● **YOUR OBJECTIVE**
From the entries below, pull out each line where "makobytes" appears.

[Web page and app entries]
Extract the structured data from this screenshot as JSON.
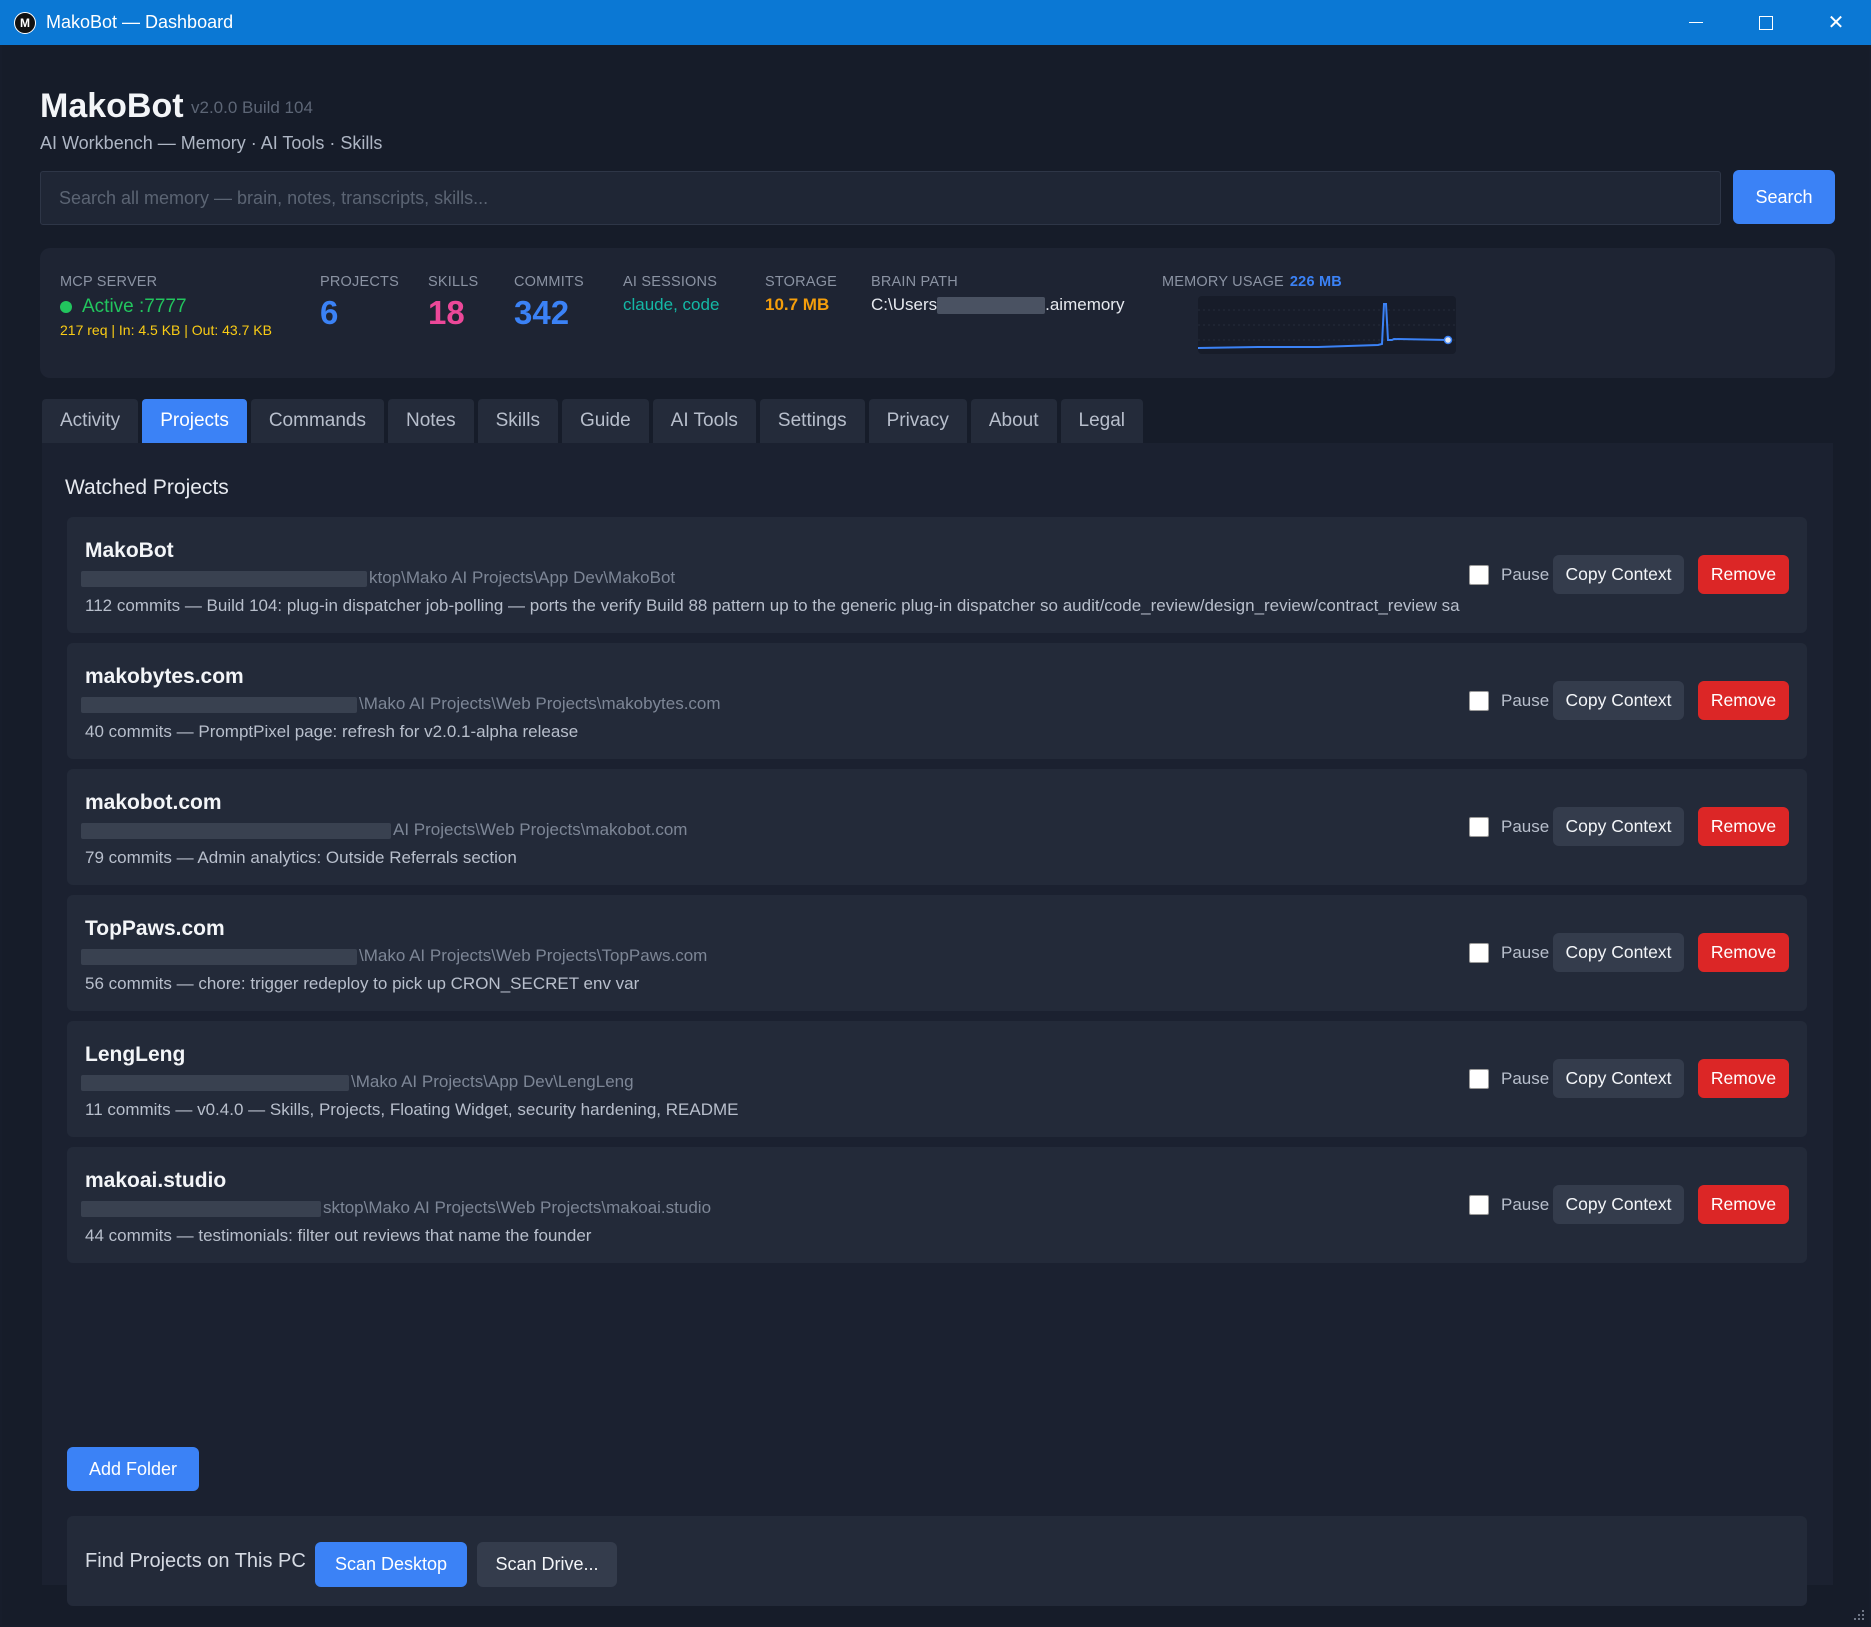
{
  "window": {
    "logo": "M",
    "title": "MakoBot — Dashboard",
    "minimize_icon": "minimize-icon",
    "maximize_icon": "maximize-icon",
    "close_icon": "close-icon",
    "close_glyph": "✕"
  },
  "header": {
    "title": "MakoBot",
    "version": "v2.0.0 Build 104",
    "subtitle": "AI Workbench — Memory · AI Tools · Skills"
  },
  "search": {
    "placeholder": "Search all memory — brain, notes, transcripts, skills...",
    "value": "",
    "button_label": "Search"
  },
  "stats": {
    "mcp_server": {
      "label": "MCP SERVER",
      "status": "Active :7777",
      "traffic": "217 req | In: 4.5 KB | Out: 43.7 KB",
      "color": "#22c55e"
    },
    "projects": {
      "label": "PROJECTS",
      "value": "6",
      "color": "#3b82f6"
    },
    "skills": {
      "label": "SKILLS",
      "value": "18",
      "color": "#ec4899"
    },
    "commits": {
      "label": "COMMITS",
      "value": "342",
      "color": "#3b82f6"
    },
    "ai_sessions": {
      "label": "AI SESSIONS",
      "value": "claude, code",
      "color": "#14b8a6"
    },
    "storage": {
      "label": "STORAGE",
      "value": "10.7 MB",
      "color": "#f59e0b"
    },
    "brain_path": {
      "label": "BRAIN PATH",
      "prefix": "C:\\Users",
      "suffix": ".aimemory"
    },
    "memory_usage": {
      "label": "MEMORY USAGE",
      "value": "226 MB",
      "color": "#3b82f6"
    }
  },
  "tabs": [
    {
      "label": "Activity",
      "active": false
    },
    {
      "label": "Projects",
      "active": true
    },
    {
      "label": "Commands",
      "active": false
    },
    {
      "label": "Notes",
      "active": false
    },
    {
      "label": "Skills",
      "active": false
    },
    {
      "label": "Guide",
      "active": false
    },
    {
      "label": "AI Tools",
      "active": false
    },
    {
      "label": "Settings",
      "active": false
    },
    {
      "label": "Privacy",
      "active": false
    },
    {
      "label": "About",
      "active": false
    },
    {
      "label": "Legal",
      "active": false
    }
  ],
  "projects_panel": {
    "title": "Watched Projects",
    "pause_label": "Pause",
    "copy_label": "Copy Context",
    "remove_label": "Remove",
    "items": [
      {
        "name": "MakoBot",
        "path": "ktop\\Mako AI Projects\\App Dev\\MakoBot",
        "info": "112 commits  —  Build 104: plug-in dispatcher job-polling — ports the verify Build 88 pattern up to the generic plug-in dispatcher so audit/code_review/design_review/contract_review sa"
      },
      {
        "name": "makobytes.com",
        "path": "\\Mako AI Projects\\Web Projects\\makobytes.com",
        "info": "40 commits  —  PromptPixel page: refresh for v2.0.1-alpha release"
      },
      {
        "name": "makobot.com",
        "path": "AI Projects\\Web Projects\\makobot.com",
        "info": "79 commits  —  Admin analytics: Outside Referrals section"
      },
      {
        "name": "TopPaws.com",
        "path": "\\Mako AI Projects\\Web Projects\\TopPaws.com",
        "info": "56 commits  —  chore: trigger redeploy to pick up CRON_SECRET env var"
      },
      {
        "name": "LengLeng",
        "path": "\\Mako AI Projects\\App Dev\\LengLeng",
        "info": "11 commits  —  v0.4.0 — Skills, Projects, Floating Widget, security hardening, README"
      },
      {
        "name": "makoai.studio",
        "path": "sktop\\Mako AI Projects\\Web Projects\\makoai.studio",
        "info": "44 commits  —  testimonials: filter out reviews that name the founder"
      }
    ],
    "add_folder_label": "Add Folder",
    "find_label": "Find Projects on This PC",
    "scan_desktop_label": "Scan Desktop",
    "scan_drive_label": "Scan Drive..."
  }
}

● **FINAL ANSWER**
        "name": "makobytes.com",
        "path": "\\Mako AI Projects\\Web Projects\\makobytes.com",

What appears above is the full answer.